Kumihimo actually means braiding with three or more cords. The original braiding loom was the Marudai, something that looks like a wooden stool with a hole in the middle of the seat! It’s actually quite handsome, as seen here:
This photo is from Kathy King James’ A Complete Guide to Kumihimo on a Braiding Loom. In this wonderfully instructive book, she begins by clarifying the difference between working on a Marudai and the Kumi. On the Kumi, one cord at a time must be moved around the loom, rather than two. In recent years, various portable braiding looms have been fashioned out of foam, and the Kumi Loom is one of them. But because it must be held, you only have one hand to work the chords. I’m constantly reminding myself to do this, as I tend to keep switching hands, only slowing down the entire rhythm.
I’ve completed a few braids now, working with one of the most basic patterns, the round-braid 8-strand. In preparation for a braid, each chord of yarn or ribbon or whatever you like really, is wound around a plastic bobbin. All the ends from the bobbins are tied into a knot to be slipped down through the middle of the loom. Depending on the braiding pattern, each chord is assigned a starting slot on the foam loom, a simple disk.
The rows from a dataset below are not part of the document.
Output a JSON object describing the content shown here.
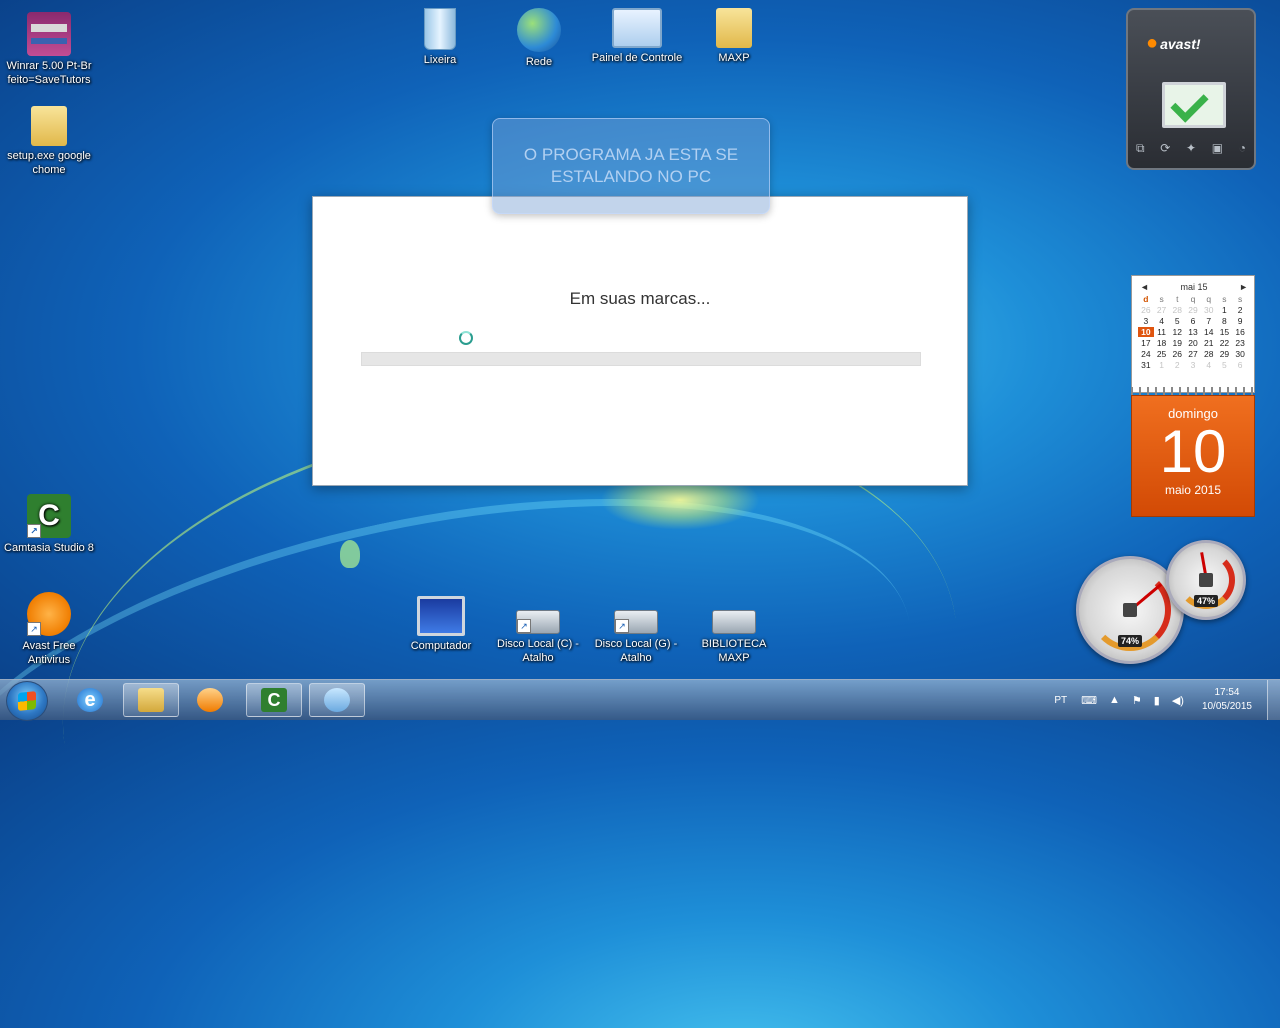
{
  "desktop_icons": [
    {
      "label": "Winrar 5.00 Pt-Br feito=SaveTutors",
      "icon": "winrar-icon"
    },
    {
      "label": "setup.exe google chome",
      "icon": "folder-icon"
    },
    {
      "label": "Lixeira",
      "icon": "recycle-bin-icon"
    },
    {
      "label": "Rede",
      "icon": "network-globe-icon"
    },
    {
      "label": "Painel de Controle",
      "icon": "control-panel-icon"
    },
    {
      "label": "MAXP",
      "icon": "user-folder-icon"
    },
    {
      "label": "Camtasia Studio 8",
      "icon": "camtasia-icon"
    },
    {
      "label": "Avast Free Antivirus",
      "icon": "avast-icon"
    },
    {
      "label": "Computador",
      "icon": "computer-icon"
    },
    {
      "label": "Disco Local (C) - Atalho",
      "icon": "drive-icon"
    },
    {
      "label": "Disco Local (G) - Atalho",
      "icon": "drive-icon"
    },
    {
      "label": "BIBLIOTECA MAXP",
      "icon": "drive-icon"
    }
  ],
  "overlay_note": "O PROGRAMA JA ESTA SE ESTALANDO NO PC",
  "installer": {
    "message": "Em suas marcas...",
    "progress": 0
  },
  "avast_gadget": {
    "logo": "avast!"
  },
  "calendar": {
    "month_label": "mai 15",
    "prev": "◄",
    "next": "►",
    "weekdays": [
      "d",
      "s",
      "t",
      "q",
      "q",
      "s",
      "s"
    ],
    "days": [
      [
        "26",
        "27",
        "28",
        "29",
        "30",
        "1",
        "2"
      ],
      [
        "3",
        "4",
        "5",
        "6",
        "7",
        "8",
        "9"
      ],
      [
        "10",
        "11",
        "12",
        "13",
        "14",
        "15",
        "16"
      ],
      [
        "17",
        "18",
        "19",
        "20",
        "21",
        "22",
        "23"
      ],
      [
        "24",
        "25",
        "26",
        "27",
        "28",
        "29",
        "30"
      ],
      [
        "31",
        "1",
        "2",
        "3",
        "4",
        "5",
        "6"
      ]
    ],
    "today": "10",
    "day_name": "domingo",
    "day_number": "10",
    "month_year": "maio 2015"
  },
  "meters": {
    "cpu_percent": "74%",
    "memory_percent": "47%"
  },
  "taskbar": {
    "language": "PT",
    "time": "17:54",
    "date": "10/05/2015"
  },
  "colors": {
    "accent_orange": "#e0550f",
    "progress_fill": "#4aa3df"
  }
}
Here is how the pattern for the 8-strand can wind up looking:
What I find thrilling is the range of effects that can be achieved just by varying the placement of the original chords around the loom. Here are some different effects in my early braids:
The complexity of the different braiding patterns are beautiful. I’d decided that I wanted to try a line of braided necklaces because the intricacy of their design would be better appreciated than just as shoulder bag straps. So, as I am entirely self-taught at this, maybe you can learn with me along the way!